Discipline: pastures; Keywords: kikuyu-ryegrass pastures, stocking rates, weedy species, Plantain, clover, Lucerne, Tall Fescue, monoculture, mixed species.

Kikuyu-ryegrass may no longer be optimum in the south-eastern Cape because of a number of reasons:
•    Extended periods of lower than expected rainfall
•    Poor persistence of ryegrass, with a decline of as much as 44% reported in even the most productive ryegrass cultivars from year one to year two
•    Although kikuyu can support high stocking rates, is high yielding during summer and has resulted in an improvement in soil C levels in the southern Cape, it requires high nitrogen fertilisation rates to remain productive, has low winter yields and its low forage quality tends to limit milk yield per animal
•    Research on kikuyu-ryegrass pastures under more than 15 years of no-till management indicated that pastures often contain in excess of 60% of weedy volunteer grasses such as Paspalum urvillei, Digitaria sanguinalis, Eragrostis plana and Sporobolus africanus during summer/autumn
•    Increasing fertiliser costs have resulted in producers reducing fertiliser inputs. The impact of these strategies on the long term pasture yield, persistence of sown pasture species and nutrient use efficiency are not sure. 
The best forage based approach to address issues relating to low resource use efficiency, poor persistence over years and low resilience under adverse climatic conditions of pasture systems in the southern Cape, is to introduce alternative or novel pasture species. The inclusion of forage herbs, such as Plantain (Plantago lanceolata), into pastures has been reported to hold various potential advantages:
•    an improvement or maintenance of milk yield compared to ryegrass during adverse climatic conditions,
•    higher kg milk solids production per animal,
•    lowered rates of N leaching,
•    improved dry matter intake in animals,
•    higher forage quality compared to perennial ryegrass-clover pastures,
•    higher summer/autumn production than temperate grasses,
•    a lower decline in plant population over years compared to ryegrass, and
•    more resilience to periods of drought.
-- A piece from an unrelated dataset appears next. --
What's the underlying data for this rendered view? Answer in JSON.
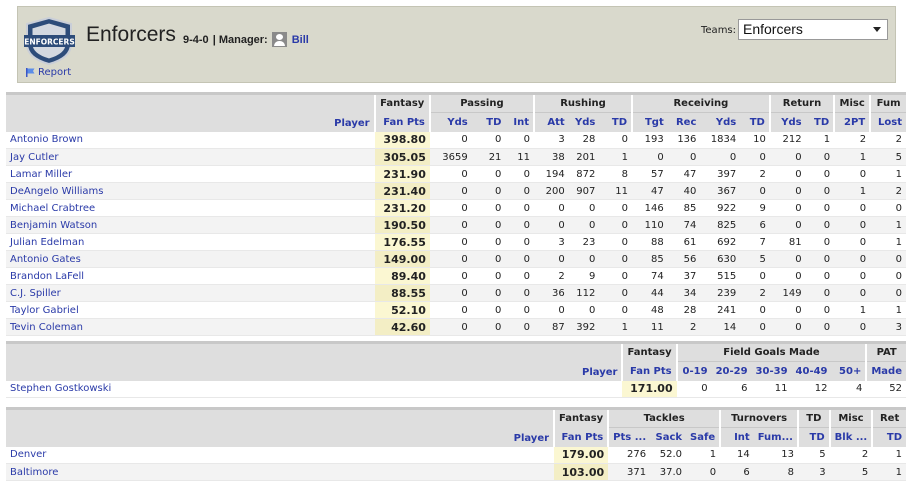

With this in mind, a farmlet study was conducted on the Outeniqua Research Farm over three years to determine the whole system production potential of four pasture systems based on the traditional system (Kikuyu-ryegrass), monocultures of alternative species (Tall fescue and plantain) and two pasture mixture that included alternative species (Tall fescue, plantain and red clover; ryegrass, Lucerne, chicory and plantain).
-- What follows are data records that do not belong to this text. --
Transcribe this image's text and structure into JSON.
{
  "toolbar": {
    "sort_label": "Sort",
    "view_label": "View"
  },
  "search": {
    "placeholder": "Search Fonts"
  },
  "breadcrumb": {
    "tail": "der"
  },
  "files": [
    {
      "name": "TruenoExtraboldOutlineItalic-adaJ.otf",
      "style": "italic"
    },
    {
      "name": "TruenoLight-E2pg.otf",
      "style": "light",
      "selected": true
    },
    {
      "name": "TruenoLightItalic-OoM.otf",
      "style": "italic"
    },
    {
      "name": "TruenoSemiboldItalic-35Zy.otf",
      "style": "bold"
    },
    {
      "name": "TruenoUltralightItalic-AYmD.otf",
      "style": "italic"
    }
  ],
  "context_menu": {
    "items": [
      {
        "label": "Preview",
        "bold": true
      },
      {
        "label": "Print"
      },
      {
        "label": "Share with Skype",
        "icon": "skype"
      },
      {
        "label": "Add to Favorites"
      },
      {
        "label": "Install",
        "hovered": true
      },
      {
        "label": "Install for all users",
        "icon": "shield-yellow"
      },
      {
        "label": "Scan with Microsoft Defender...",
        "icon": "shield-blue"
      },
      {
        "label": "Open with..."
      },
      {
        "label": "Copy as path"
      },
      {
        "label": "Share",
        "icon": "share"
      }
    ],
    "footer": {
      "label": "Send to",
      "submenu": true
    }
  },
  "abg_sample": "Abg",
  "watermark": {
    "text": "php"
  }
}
The results are preliminary, but do indicate that the inclusion of plantain, chicory, lucerne and Tall Fescue, whether in a mixture or as a monoculture,  holds the potential to yield similar or even higher pasture and milk per ha when compared to kikuyu-ryegrass. The inclusion of forage herbs and legumes in pasture mixtures, in particular, could improve milk yield per cow from spring to autumn.

The establishment of alternative pasture species and mixes can also be an effective method to manage weed ingression in minimum till pasture systems in the south-eastern Cape. The inclusion of herbs, following eradication of the existing sward by herbicides, can reduce the weedy grass component in the pastures. Another strategy would be to utilise herb monocultures on areas where weedy grasses are problematic, as it can allow the use of grass-specific herbicides. The competitive yielding ability of Tall fescue pasture in the monoculture system, particularly during summer and autumn, illustrates that it, rather than a ryegrass monoculture, could also be established in areas where broadleaf weeds need to be controlled.
However, a major challenge to the adoption of mixtures into pasture systems, is the management of botanical composition due to the complexities in determining what species and/or mixture to plant and when renovation or re-establishment is required. This will require further and more detailed research to allow for more effective recommendations to be made.  Here the major determinants will firstly be the properties of the area to be planted in terms of climate, soil properties and available resources (for example irrigation water supply). The second will be the motivation for the inclusion of a specific component for example: rapid establishment (ryegrass and clovers), versus persistence (fescue and Lucerne). Lastly, interspecies competition and complementarity, particularly during establishment, needs to be taken into consideration, for example including a highly competitive component like ryegrass at a high rate (ryegrass) may reduce the contribution of a more persistent and environmentally resilient species like plantain.

Van der Colf, J., Ammann, S.B. & Meeske, R., 2022. Forage herbs and mixtures: paradigm shift? In: Proceedings of the South African Large Herds Conference, Champagne Sports Resort, 6 – 8 June 2022.